There are a number of Toolbars out there in the wild with a nasty sting in the tail for anybody using them to login to Facebook. We’ve seen two of these so far; it’s possible there are more.
Promoted as toolbars that allow you to cheat at popular Zynga games such as Mafia Wars, they appear to be normal at first glance with a collection of links to various websites and other features common to this type of program.
Should the end-user hit the “Facebook” button, however, things start to go wrong very quickly. In testing, what opened up for us wasn’t the real Facebook login screen – it was a verified Facebook Phish.
Taken to apps-facebook-inthemafia(dot)tk, only the anti-phish protection in both IE and Firefox would probably have saved the end-user from entering their details into the fake page. mafiamafiamafiamafia(dot)t35(dot)com was also flagged on Phishtank, and it looks like we arrived just in time to catch the suspicious activity taking place because the t35 URL was deactivated shortly after.
The story doesn’t end there, however – once the above domain went down at around 5:20 GMT, it was around 90 minutes or less before the toolbars were now pointing to a fresh URL!
As you can see from the above screenshot, the toolbars now took end-users to apps-inthemafias-facebook(dot)tk, which was a cover for another t35 URL: mafiawars200uk(dot)t35(dot)com.
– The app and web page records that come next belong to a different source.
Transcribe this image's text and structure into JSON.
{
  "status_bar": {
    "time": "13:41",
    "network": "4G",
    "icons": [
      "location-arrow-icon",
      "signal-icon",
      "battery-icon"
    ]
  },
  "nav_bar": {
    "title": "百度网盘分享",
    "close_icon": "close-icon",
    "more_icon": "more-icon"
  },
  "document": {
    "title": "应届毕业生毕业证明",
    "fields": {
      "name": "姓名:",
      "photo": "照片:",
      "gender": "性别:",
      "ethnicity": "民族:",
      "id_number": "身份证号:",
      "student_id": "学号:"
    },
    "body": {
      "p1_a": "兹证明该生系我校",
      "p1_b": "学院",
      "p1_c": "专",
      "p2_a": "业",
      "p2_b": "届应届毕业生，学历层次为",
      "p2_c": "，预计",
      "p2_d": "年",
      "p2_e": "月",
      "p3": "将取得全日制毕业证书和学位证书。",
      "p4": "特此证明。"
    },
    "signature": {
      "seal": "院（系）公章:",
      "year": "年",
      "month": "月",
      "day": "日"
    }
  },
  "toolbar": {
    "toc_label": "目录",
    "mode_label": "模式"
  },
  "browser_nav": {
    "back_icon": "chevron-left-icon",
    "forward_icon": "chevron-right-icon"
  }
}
Again, it wasn’t too long before the domain looked like this:
Currently, the toolbars we have point to the real Facebook URL – the obvious danger is that they could suddenly switch to another fake site and continue harvesting Facebook logins. I’ve reported both Toolbars (which can be created by anyone through this Community Toolbar form) to Conduit, and hopefully action will be taken shortly. If we see any new phish pages linked to, I’ll update this entry.
For now, some handy tips:
1) If you install a toolbar from the ourtoolbar(dot)com domain, pay attention to what kind of toolbar it is. Does it promise “cheats” for Zynga games? If so, you might want to avoid logging into Facebook by clicking buttons on the toolbar itself.
2) If you do click a Facebook button on one of these toolbars, are you taken to a .tk domain? If so, check at the bottom of the page – the phish page creators are a little lazy, and have left a rather large clue that you’re not on the real Facebook site:
Adverts and a T35 hosting notice – probably a bit of a giveaway (you can also View Source in your browser and confirm you’re on a T35 domain and not Facebook).
We detect this as Trojan.Fbphishbar. Thanks to Adam Thomas from Sunbelt’s Malware Research Team for additional testing.